[[ GIVEN RECORDS open ]]

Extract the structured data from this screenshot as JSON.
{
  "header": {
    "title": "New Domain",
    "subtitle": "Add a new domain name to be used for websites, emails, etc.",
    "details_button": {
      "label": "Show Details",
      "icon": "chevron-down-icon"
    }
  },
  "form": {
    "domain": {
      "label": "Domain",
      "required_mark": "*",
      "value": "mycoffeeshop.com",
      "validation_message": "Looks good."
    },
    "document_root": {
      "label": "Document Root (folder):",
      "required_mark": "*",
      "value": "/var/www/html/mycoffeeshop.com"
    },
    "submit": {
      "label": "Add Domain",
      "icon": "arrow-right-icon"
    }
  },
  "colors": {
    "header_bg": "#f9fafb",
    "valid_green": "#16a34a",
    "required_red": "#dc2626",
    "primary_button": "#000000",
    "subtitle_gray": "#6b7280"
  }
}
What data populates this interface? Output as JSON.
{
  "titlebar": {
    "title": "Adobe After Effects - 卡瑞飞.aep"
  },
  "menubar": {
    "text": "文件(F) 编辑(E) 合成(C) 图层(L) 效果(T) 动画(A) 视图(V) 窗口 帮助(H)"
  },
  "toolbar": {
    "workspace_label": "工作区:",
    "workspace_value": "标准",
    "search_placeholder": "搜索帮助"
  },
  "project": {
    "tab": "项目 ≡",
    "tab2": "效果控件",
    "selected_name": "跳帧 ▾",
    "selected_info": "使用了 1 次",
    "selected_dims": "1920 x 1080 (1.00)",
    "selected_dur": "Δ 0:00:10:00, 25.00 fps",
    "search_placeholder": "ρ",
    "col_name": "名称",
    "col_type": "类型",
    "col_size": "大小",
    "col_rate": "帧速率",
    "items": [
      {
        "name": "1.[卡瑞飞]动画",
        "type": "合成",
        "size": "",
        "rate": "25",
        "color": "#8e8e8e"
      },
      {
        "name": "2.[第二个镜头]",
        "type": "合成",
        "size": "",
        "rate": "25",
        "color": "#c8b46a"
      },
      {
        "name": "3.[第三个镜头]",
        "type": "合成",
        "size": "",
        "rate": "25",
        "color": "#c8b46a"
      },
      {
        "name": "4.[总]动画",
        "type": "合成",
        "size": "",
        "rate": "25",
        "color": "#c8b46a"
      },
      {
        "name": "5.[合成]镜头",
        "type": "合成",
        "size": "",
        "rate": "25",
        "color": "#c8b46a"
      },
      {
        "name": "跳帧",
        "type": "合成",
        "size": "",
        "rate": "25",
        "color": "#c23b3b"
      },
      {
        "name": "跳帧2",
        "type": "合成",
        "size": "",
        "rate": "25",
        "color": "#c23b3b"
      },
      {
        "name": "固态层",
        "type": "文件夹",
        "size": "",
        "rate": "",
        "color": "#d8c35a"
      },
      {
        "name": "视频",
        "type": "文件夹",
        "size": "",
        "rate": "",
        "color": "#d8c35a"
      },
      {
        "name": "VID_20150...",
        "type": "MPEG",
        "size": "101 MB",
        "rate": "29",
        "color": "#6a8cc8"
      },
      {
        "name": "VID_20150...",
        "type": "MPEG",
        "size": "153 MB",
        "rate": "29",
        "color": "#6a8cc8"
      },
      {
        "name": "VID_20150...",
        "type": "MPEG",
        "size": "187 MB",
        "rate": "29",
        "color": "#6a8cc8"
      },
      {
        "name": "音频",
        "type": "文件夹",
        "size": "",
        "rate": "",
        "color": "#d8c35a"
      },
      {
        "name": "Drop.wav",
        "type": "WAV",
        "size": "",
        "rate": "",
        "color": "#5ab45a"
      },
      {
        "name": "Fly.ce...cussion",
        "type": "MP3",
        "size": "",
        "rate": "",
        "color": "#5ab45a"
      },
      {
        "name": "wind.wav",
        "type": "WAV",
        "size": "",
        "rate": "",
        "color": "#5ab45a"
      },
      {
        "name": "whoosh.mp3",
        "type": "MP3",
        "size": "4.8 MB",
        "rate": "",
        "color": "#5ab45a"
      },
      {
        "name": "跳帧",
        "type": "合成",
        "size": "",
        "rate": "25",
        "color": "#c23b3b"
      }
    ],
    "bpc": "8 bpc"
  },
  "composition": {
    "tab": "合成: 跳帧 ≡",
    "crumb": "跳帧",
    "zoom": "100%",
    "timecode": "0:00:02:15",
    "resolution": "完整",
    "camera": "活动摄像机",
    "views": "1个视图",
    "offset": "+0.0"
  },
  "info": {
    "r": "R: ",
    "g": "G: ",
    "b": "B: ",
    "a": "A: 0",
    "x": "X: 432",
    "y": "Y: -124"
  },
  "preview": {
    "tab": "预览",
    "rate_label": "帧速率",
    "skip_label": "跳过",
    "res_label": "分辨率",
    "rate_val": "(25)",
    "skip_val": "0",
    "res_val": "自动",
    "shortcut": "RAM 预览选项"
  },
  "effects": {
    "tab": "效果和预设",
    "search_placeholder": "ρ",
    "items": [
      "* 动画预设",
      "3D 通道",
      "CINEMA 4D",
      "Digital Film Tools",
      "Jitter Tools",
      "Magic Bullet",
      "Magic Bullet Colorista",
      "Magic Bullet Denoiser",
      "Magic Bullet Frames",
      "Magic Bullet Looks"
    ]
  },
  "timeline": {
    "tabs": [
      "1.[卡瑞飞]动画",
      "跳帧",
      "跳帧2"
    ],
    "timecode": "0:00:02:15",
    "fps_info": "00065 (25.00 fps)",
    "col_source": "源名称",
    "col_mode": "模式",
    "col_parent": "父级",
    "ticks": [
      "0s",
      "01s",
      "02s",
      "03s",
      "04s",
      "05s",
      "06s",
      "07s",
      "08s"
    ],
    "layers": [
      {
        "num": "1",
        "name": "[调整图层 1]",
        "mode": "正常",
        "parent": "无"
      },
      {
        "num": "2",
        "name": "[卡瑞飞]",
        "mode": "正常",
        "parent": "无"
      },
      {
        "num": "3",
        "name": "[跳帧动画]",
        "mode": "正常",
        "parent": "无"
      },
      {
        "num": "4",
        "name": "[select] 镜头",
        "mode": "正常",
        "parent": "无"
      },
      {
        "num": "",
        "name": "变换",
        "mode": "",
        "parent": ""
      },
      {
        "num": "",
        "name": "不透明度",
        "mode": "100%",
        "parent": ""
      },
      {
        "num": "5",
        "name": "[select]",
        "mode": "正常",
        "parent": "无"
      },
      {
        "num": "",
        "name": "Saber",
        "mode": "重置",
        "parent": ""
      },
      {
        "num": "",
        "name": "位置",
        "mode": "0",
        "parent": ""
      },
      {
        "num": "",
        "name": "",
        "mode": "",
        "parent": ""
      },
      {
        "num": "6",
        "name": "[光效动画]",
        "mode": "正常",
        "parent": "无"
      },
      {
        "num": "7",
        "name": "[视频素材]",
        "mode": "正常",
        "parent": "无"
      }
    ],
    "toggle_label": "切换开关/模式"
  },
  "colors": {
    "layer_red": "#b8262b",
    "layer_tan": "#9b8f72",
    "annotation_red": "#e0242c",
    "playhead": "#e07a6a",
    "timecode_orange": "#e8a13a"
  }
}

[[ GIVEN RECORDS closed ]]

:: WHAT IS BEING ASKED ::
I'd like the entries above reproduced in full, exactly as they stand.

:: TASK RESPONSE ::
Extract the structured data from this screenshot as JSON.
{
  "header": {
    "title": "New Domain",
    "subtitle": "Add a new domain name to be used for websites, emails, etc.",
    "details_button": {
      "label": "Show Details",
      "icon": "chevron-down-icon"
    }
  },
  "form": {
    "domain": {
      "label": "Domain",
      "required_mark": "*",
      "value": "mycoffeeshop.com",
      "validation_message": "Looks good."
    },
    "document_root": {
      "label": "Document Root (folder):",
      "required_mark": "*",
      "value": "/var/www/html/mycoffeeshop.com"
    },
    "submit": {
      "label": "Add Domain",
      "icon": "arrow-right-icon"
    }
  },
  "colors": {
    "header_bg": "#f9fafb",
    "valid_green": "#16a34a",
    "required_red": "#dc2626",
    "primary_button": "#000000",
    "subtitle_gray": "#6b7280"
  }
}
What data populates this interface? Output as JSON.
{
  "titlebar": {
    "title": "Adobe After Effects - 卡瑞飞.aep"
  },
  "menubar": {
    "text": "文件(F) 编辑(E) 合成(C) 图层(L) 效果(T) 动画(A) 视图(V) 窗口 帮助(H)"
  },
  "toolbar": {
    "workspace_label": "工作区:",
    "workspace_value": "标准",
    "search_placeholder": "搜索帮助"
  },
  "project": {
    "tab": "项目 ≡",
    "tab2": "效果控件",
    "selected_name": "跳帧 ▾",
    "selected_info": "使用了 1 次",
    "selected_dims": "1920 x 1080 (1.00)",
    "selected_dur": "Δ 0:00:10:00, 25.00 fps",
    "search_placeholder": "ρ",
    "col_name": "名称",
    "col_type": "类型",
    "col_size": "大小",
    "col_rate": "帧速率",
    "items": [
      {
        "name": "1.[卡瑞飞]动画",
        "type": "合成",
        "size": "",
        "rate": "25",
        "color": "#8e8e8e"
      },
      {
        "name": "2.[第二个镜头]",
        "type": "合成",
        "size": "",
        "rate": "25",
        "color": "#c8b46a"
      },
      {
        "name": "3.[第三个镜头]",
        "type": "合成",
        "size": "",
        "rate": "25",
        "color": "#c8b46a"
      },
      {
        "name": "4.[总]动画",
        "type": "合成",
        "size": "",
        "rate": "25",
        "color": "#c8b46a"
      },
      {
        "name": "5.[合成]镜头",
        "type": "合成",
        "size": "",
        "rate": "25",
        "color": "#c8b46a"
      },
      {
        "name": "跳帧",
        "type": "合成",
        "size": "",
        "rate": "25",
        "color": "#c23b3b"
      },
      {
        "name": "跳帧2",
        "type": "合成",
        "size": "",
        "rate": "25",
        "color": "#c23b3b"
      },
      {
        "name": "固态层",
        "type": "文件夹",
        "size": "",
        "rate": "",
        "color": "#d8c35a"
      },
      {
        "name": "视频",
        "type": "文件夹",
        "size": "",
        "rate": "",
        "color": "#d8c35a"
      },
      {
        "name": "VID_20150...",
        "type": "MPEG",
        "size": "101 MB",
        "rate": "29",
        "color": "#6a8cc8"
      },
      {
        "name": "VID_20150...",
        "type": "MPEG",
        "size": "153 MB",
        "rate": "29",
        "color": "#6a8cc8"
      },
      {
        "name": "VID_20150...",
        "type": "MPEG",
        "size": "187 MB",
        "rate": "29",
        "color": "#6a8cc8"
      },
      {
        "name": "音频",
        "type": "文件夹",
        "size": "",
        "rate": "",
        "color": "#d8c35a"
      },
      {
        "name": "Drop.wav",
        "type": "WAV",
        "size": "",
        "rate": "",
        "color": "#5ab45a"
      },
      {
        "name": "Fly.ce...cussion",
        "type": "MP3",
        "size": "",
        "rate": "",
        "color": "#5ab45a"
      },
      {
        "name": "wind.wav",
        "type": "WAV",
        "size": "",
        "rate": "",
        "color": "#5ab45a"
      },
      {
        "name": "whoosh.mp3",
        "type": "MP3",
        "size": "4.8 MB",
        "rate": "",
        "color": "#5ab45a"
      },
      {
        "name": "跳帧",
        "type": "合成",
        "size": "",
        "rate": "25",
        "color": "#c23b3b"
      }
    ],
    "bpc": "8 bpc"
  },
  "composition": {
    "tab": "合成: 跳帧 ≡",
    "crumb": "跳帧",
    "zoom": "100%",
    "timecode": "0:00:02:15",
    "resolution": "完整",
    "camera": "活动摄像机",
    "views": "1个视图",
    "offset": "+0.0"
  },
  "info": {
    "r": "R: ",
    "g": "G: ",
    "b": "B: ",
    "a": "A: 0",
    "x": "X: 432",
    "y": "Y: -124"
  },
  "preview": {
    "tab": "预览",
    "rate_label": "帧速率",
    "skip_label": "跳过",
    "res_label": "分辨率",
    "rate_val": "(25)",
    "skip_val": "0",
    "res_val": "自动",
    "shortcut": "RAM 预览选项"
  },
  "effects": {
    "tab": "效果和预设",
    "search_placeholder": "ρ",
    "items": [
      "* 动画预设",
      "3D 通道",
      "CINEMA 4D",
      "Digital Film Tools",
      "Jitter Tools",
      "Magic Bullet",
      "Magic Bullet Colorista",
      "Magic Bullet Denoiser",
      "Magic Bullet Frames",
      "Magic Bullet Looks"
    ]
  },
  "timeline": {
    "tabs": [
      "1.[卡瑞飞]动画",
      "跳帧",
      "跳帧2"
    ],
    "timecode": "0:00:02:15",
    "fps_info": "00065 (25.00 fps)",
    "col_source": "源名称",
    "col_mode": "模式",
    "col_parent": "父级",
    "ticks": [
      "0s",
      "01s",
      "02s",
      "03s",
      "04s",
      "05s",
      "06s",
      "07s",
      "08s"
    ],
    "layers": [
      {
        "num": "1",
        "name": "[调整图层 1]",
        "mode": "正常",
        "parent": "无"
      },
      {
        "num": "2",
        "name": "[卡瑞飞]",
        "mode": "正常",
        "parent": "无"
      },
      {
        "num": "3",
        "name": "[跳帧动画]",
        "mode": "正常",
        "parent": "无"
      },
      {
        "num": "4",
        "name": "[select] 镜头",
        "mode": "正常",
        "parent": "无"
      },
      {
        "num": "",
        "name": "变换",
        "mode": "",
        "parent": ""
      },
      {
        "num": "",
        "name": "不透明度",
        "mode": "100%",
        "parent": ""
      },
      {
        "num": "5",
        "name": "[select]",
        "mode": "正常",
        "parent": "无"
      },
      {
        "num": "",
        "name": "Saber",
        "mode": "重置",
        "parent": ""
      },
      {
        "num": "",
        "name": "位置",
        "mode": "0",
        "parent": ""
      },
      {
        "num": "",
        "name": "",
        "mode": "",
        "parent": ""
      },
      {
        "num": "6",
        "name": "[光效动画]",
        "mode": "正常",
        "parent": "无"
      },
      {
        "num": "7",
        "name": "[视频素材]",
        "mode": "正常",
        "parent": "无"
      }
    ],
    "toggle_label": "切换开关/模式"
  },
  "colors": {
    "layer_red": "#b8262b",
    "layer_tan": "#9b8f72",
    "annotation_red": "#e0242c",
    "playhead": "#e07a6a",
    "timecode_orange": "#e8a13a"
  }
}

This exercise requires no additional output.